Our field’s overstocked, so we have to reduce the number of sheep.
We don’t own the sheep we use for training the dogs, they belong to a sheep farmer in Mid-Wales. For years now, Glyn’s kept us supplied with however many sheep we want.
He’s happy to change them at any time, but to keep his travelling to a minimum, we try to keep the same sheep for a full year. The new sheep normally arrive as ewe-lambs (this year’s female lambs) at the end of September and the previous batch are taken away to run with the rams and hopefully produce their own lambs in the spring.
The arrangement suits Glyn because a few of his sheep get free grazing for a year – and it suits us because Glyn (a serious sheepdog trials competitor himself) brings us welsh mules, which are usually ideal for training a sheepdog as they show little or no aggression to the dog. They flock together very well too.
We take responsibility for the health of the sheep, but Glyn’s happy to change any or all of them if we ask him to for any reason.
Welsh mules are very hardy. They survive harsh conditions with little food in winter, so Glyn usually recommends we don’t feed them, but as we’re regularly chasing them with dogs we like to supplement the meagre amount of grass they find in the field during the winter with something nourishing to keep them in good condition.

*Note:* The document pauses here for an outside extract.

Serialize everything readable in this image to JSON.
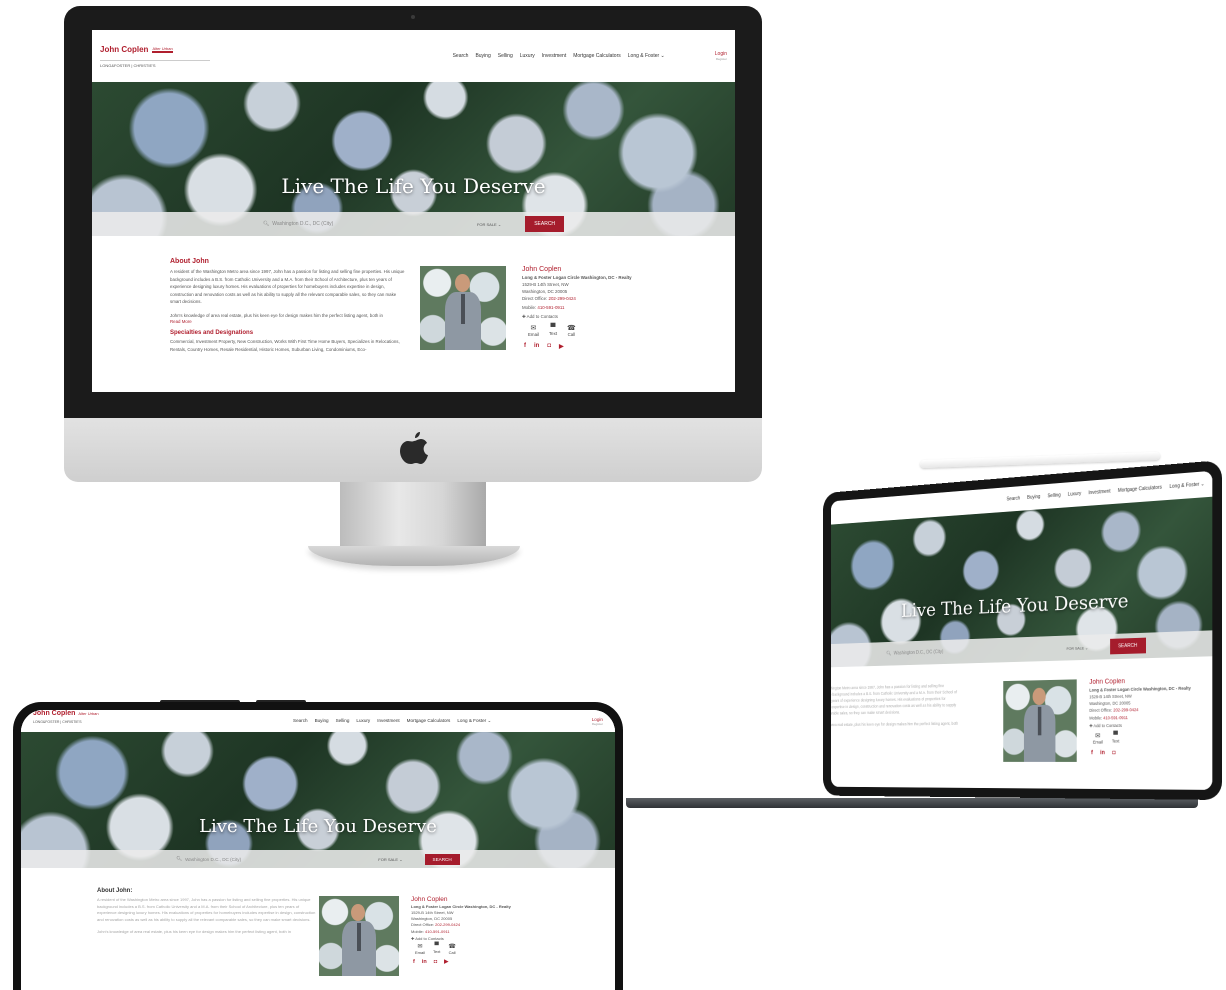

We also reduce the numbers in winter. If the weather is wet, the ground can become very muddy, and of course, the more sheep we have, the costlier it will be to feed them, but in the spring, the grass grows very quickly, so we like to increase the numbers again as it gets warmer, to keep the grass to a manageable length.
Deciding how many sheep to have can be tricky. If we could accurately predict the weather, it would be easier, but as things are, we have to guess.
During a mild winter, fifteen sheep on our 2 hectare (5 acre) patch seems to work well, but last winter was exceptionally wet and five would have been enough. The weather was so wet, we had to cancel our sheepdog training courses from October to March, so having the extra numbers just meant the field was even muddier than it needed to be.
Going into spring, the ground was so wet, I thought that as the weather warmed up the grass would grow wildly, so I opted to increase the size of our little flock to forty. Previously, we’d had between twenty five and thirty throughout the summer but this didn’t seem like enough because we spent a lot of time mowing. If you’ve trained a sheepdog on long grass, you’ll know that it’s far from ideal, so we like to keep a covering that’s around ankle deep.
Glyn duly brought us some extra sheep and it was great to have a proper little flock at home for a change. Unfortunately, the weather didn’t warm up for a very long time. As well as being easily the wettest winter I can remember, we had the coldest spring I’m aware of too. As a result, by the time the weather was warm enough for the grass to grow, the ground had dried out and with forty sheep eating it, the grass never really got started.
All through the summer so far, I’ve been anxiously hoping for lots of rain, and in the last week or so we’ve had a couple of good showers but it’s come too late. The field is like a lawn. We must ahve saved a lot of fuel that we’d normally use in the mower, but we need a good covering of grass to act as a carpet and prevent the sheep from poaching (pushing the grass into the wet ground and churning it up with their feet) the field up through the winter – and grass doesn’t usually grow much between now and next spring, so we have to drastically reduce the number of sheep as soon as possible.
Sadly, around twenty-five sheep will be going back to Wales on Tuesday. This will leave us with just fifteen sheep, but we don’t have a choice really. Of course, we can revise the number at the end of September, but unless the grass improves rapidly I expect to reduce the flock size still further when the new sheep arrive.